[Website and app data records]
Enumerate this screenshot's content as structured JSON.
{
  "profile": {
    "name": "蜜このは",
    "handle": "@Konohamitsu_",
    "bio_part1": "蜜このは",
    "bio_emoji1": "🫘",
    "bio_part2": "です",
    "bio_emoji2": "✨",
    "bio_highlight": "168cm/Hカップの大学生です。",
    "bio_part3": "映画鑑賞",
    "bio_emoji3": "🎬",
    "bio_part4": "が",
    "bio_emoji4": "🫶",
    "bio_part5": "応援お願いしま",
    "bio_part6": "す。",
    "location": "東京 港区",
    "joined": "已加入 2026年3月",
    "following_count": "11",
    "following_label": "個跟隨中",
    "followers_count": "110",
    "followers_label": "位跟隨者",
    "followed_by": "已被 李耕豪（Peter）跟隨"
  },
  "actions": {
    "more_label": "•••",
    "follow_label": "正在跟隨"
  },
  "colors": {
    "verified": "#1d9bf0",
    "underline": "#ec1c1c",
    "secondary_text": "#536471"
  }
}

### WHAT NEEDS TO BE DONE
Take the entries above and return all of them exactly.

### SOLUTION TO THIS EXERCISE
Enumerate this screenshot's content as structured JSON.
{
  "profile": {
    "name": "蜜このは",
    "handle": "@Konohamitsu_",
    "bio_part1": "蜜このは",
    "bio_emoji1": "🫘",
    "bio_part2": "です",
    "bio_emoji2": "✨",
    "bio_highlight": "168cm/Hカップの大学生です。",
    "bio_part3": "映画鑑賞",
    "bio_emoji3": "🎬",
    "bio_part4": "が",
    "bio_emoji4": "🫶",
    "bio_part5": "応援お願いしま",
    "bio_part6": "す。",
    "location": "東京 港区",
    "joined": "已加入 2026年3月",
    "following_count": "11",
    "following_label": "個跟隨中",
    "followers_count": "110",
    "followers_label": "位跟隨者",
    "followed_by": "已被 李耕豪（Peter）跟隨"
  },
  "actions": {
    "more_label": "•••",
    "follow_label": "正在跟隨"
  },
  "colors": {
    "verified": "#1d9bf0",
    "underline": "#ec1c1c",
    "secondary_text": "#536471"
  }
}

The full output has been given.